Several businesses use heat shrink tubing to construct cable entrance seals that safeguard the environment. It’s crucial to twist and solder the bare wire ends before sliding the heat shrink tubing over the wire connection when utilizing it.
The tube is securely shrunk over the connection by a heating device, like a heat gun, to stop the wires from separating. Although it is frequently employed on tiny wires in electrical gadgets, heat-shrink tubing can also be used in domestic wiring systems. Wires are connected by the shrink tubing, which serves as a functional cable jacket substitute.
These go by the names wire connectors or wire caps as well. Simple devices called wire connectors are used to join two or more electrical wires or terminations. While most building rules no longer tolerate twisting wires together and hiding the connection with electrical tape, wire nuts have long been the primary tool for joining circuit wires in home wiring systems.

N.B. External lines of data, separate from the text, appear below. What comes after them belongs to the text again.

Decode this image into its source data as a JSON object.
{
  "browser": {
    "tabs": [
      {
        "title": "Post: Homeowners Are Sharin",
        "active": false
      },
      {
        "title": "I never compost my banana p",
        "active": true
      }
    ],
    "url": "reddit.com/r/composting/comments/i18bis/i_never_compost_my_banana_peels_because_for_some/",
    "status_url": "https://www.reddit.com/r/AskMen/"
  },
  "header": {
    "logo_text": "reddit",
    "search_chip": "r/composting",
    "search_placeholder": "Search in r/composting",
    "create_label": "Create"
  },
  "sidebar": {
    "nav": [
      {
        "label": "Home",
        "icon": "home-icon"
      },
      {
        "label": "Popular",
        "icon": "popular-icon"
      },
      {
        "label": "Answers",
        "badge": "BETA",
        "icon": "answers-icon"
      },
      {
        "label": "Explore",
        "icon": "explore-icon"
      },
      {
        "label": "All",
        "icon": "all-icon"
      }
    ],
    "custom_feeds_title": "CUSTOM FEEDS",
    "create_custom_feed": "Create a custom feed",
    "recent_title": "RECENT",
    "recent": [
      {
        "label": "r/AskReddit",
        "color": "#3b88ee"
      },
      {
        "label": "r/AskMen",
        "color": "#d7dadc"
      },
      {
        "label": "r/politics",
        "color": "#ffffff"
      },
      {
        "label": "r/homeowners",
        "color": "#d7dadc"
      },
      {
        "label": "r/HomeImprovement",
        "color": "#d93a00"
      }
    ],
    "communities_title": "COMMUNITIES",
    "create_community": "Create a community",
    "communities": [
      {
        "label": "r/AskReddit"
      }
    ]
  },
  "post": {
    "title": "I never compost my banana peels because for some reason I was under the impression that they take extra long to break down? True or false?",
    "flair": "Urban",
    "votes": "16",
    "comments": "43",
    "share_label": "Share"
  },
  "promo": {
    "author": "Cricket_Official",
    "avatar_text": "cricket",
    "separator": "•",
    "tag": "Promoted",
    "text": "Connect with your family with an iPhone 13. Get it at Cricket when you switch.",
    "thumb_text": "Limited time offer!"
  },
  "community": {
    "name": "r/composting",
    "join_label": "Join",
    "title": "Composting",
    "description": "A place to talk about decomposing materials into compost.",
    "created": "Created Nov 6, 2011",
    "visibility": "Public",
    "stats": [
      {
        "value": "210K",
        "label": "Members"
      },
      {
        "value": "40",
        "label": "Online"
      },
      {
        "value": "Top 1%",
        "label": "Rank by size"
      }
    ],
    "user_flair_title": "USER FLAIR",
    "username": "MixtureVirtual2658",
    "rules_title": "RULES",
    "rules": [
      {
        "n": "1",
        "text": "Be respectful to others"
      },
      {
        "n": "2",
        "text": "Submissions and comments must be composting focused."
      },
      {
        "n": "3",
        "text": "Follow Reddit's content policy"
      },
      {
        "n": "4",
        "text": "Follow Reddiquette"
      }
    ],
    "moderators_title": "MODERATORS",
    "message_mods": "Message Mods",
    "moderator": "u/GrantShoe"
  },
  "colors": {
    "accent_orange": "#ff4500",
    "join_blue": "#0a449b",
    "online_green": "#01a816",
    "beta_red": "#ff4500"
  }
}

They enable electrical connections without the need for soldering. The insulator, which can be made of nylon, plastisol, rubber, etc. depending on application requirements, is one of the components of a wire nut.
The wire entrance portion, where wires enter from the top side, and the wings with teeth at the bottom are used for holding bare conductors when installed into device terminals. A brass insert is crimped into the end of the insulation to fasten it onto the screw terminal.
The “teeth” of wire nuts resemble tiny plastic sacks filled with metal. Your wires’ stripped ends should be twisted together before the wire nut is put over them and tightened. To ensure a safe, insulated, yet reversible connection, nuts screw onto the exposed ends of wires.
You can choose your wire nut color based on the particular conductivity requirements of the wires you are connecting. Several colors are available for wire nuts. For power distribution, control circuits, and low voltage data circuits in home wiring systems, wire nuts can connect stranded and solid core wires. They offer a secure connection that does not require insulation from conductors or terminal screws to be stripped.
The first electrical tape to enter the market was friction tape. Manufacturers make it of fiberglass or cloth with an adhesive coating on one side. Friction tapes are used to wrap wires, hoses, and other objects because they are flame-resistant.
The tapes provide an effective defense against abrasion and mechanical harm brought on by moisture, weathering, chemicals, and solvents. These tapes’ main flaw is their lack of tensile strength at high temperatures, which prevents them from being used in applications like electric motors and other places where prolonged exposure to high temperatures is expected.
Typically, they offer insulation from short circuits but are poor insulators over extended periods. Some users primarily utilize them for residential wiring, heavy-duty binding, electrical wire splicing, bundling cables, and adding non-slip grip to construction and farming equipment handles.
Friction tape can be used similarly to rubber tape. However, it does not stretch. When using friction tape, wrap the tape around the insulation at the opposite end of the splice, then rewind the splice and the second layer until you reach the beginning. Cut the tape and firmly push the ends down to finish the task. Friction tape often comes in black, although other colors are also available.
Here are our recommended alternatives How To Cover Exposed Wires Without Electrical Tape? If you exercise caution, you might use options like duct tape, wire connectors, heat shrink tubing, and friction tape.
The dielectric spray is only used with tape for added security and protection, not as an exact replacement. While these are the most excellent alternatives, the electric tape is always the best for insulating wires. Until you can get your hands on electrical tape, anything you use should only be a temporary solution.